» Description of the task
Go through the entries below and pick out every line with "工商银行".

Excerpts from an interface dataset
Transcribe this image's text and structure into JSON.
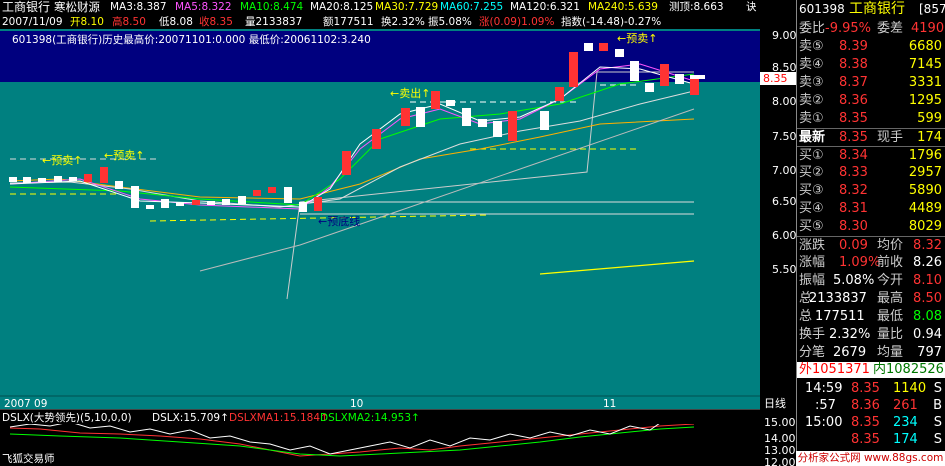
{
  "header": {
    "stock_name": "工商银行",
    "source": "寒松财源",
    "ma3": "MA3:8.387",
    "ma5": "MA5:8.322",
    "ma10": "MA10:8.474",
    "ma20": "MA20:8.125",
    "ma30": "MA30:7.729",
    "ma60": "MA60:7.255",
    "ma120": "MA120:6.321",
    "ma240": "MA240:5.639",
    "predict_top": "测顶:8.663",
    "trailing": "诀"
  },
  "info_bar": {
    "date": "2007/11/09",
    "open": "开8.10",
    "high": "高8.50",
    "low": "低8.08",
    "close": "收8.35",
    "volume": "量2133837",
    "amount": "额177511",
    "turnover": "换2.32%",
    "amplitude": "振5.08%",
    "change": "涨(0.09)1.09%",
    "index": "指数(-14.48)-0.27%"
  },
  "chart_note": "601398(工商银行)历史最高价:20071101:0.000  最低价:20061102:3.240",
  "annotations": {
    "sell_pre1": "←预卖↑",
    "sell_pre2": "←预卖↑",
    "sell_out": "←卖出↑",
    "sell_pre3": "←预卖↑",
    "bottom_line": "←预底线"
  },
  "price_axis": [
    "9.00",
    "8.50",
    "8.00",
    "7.50",
    "7.00",
    "6.50",
    "6.00",
    "5.50"
  ],
  "current_price_tag": "8.35",
  "x_axis": {
    "year_month": "2007 09",
    "oct": "10",
    "nov": "11",
    "period": "日线"
  },
  "indicator": {
    "name": "DSLX(大势领先)(5,10,0,0)",
    "dslx": "DSLX:15.709↑",
    "ma1": "DSLXMA1:15.184↑",
    "ma2": "DSLXMA2:14.953↑",
    "axis": [
      "15.00",
      "14.00",
      "13.00",
      "12.00"
    ],
    "author": "飞狐交易师"
  },
  "quote_panel": {
    "code": "601398",
    "name": "工商银行",
    "suffix": "[857",
    "webi_label": "委比",
    "webi_val": "-9.95%",
    "weicha_label": "委差",
    "weicha_val": "4190",
    "sells": [
      {
        "label": "卖⑤",
        "price": "8.39",
        "vol": "6680"
      },
      {
        "label": "卖④",
        "price": "8.38",
        "vol": "7145"
      },
      {
        "label": "卖③",
        "price": "8.37",
        "vol": "3331"
      },
      {
        "label": "卖②",
        "price": "8.36",
        "vol": "1295"
      },
      {
        "label": "卖①",
        "price": "8.35",
        "vol": "599"
      }
    ],
    "latest_label": "最新",
    "latest_val": "8.35",
    "xianshou_label": "现手",
    "xianshou_val": "174",
    "buys": [
      {
        "label": "买①",
        "price": "8.34",
        "vol": "1796"
      },
      {
        "label": "买②",
        "price": "8.33",
        "vol": "2957"
      },
      {
        "label": "买③",
        "price": "8.32",
        "vol": "5890"
      },
      {
        "label": "买④",
        "price": "8.31",
        "vol": "4489"
      },
      {
        "label": "买⑤",
        "price": "8.30",
        "vol": "8029"
      }
    ],
    "stats": [
      {
        "l1": "涨跌",
        "v1": "0.09",
        "l2": "均价",
        "v2": "8.32"
      },
      {
        "l1": "涨幅",
        "v1": "1.09%",
        "l2": "前收",
        "v2": "8.26"
      },
      {
        "l1": "振幅",
        "v1": "5.08%",
        "l2": "今开",
        "v2": "8.10"
      },
      {
        "l1": "总",
        "v1": "2133837",
        "l2": "最高",
        "v2": "8.50"
      },
      {
        "l1": "总",
        "v1": "177511",
        "l2": "最低",
        "v2": "8.08"
      },
      {
        "l1": "换手",
        "v1": "2.32%",
        "l2": "量比",
        "v2": "0.94"
      },
      {
        "l1": "分笔",
        "v1": "2679",
        "l2": "均量",
        "v2": "797"
      }
    ],
    "outer": "外1051371",
    "inner": "内1082526",
    "ticks": [
      {
        "time": "14:59",
        "price": "8.35",
        "vol": "1140",
        "side": "S"
      },
      {
        "time": ":57",
        "price": "8.36",
        "vol": "261",
        "side": "B"
      },
      {
        "time": "15:00",
        "price": "8.35",
        "vol": "234",
        "side": "S"
      },
      {
        "time": "",
        "price": "8.35",
        "vol": "174",
        "side": "S"
      }
    ],
    "watermark": "分析家公式网 www.88gs.com"
  }
}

» Output for this exercise
    "stock_name": "工商银行",
  "chart_note": "601398(工商银行)历史最高价:20071101:0.000  最低价:20061102:3.240",
    "name": "工商银行",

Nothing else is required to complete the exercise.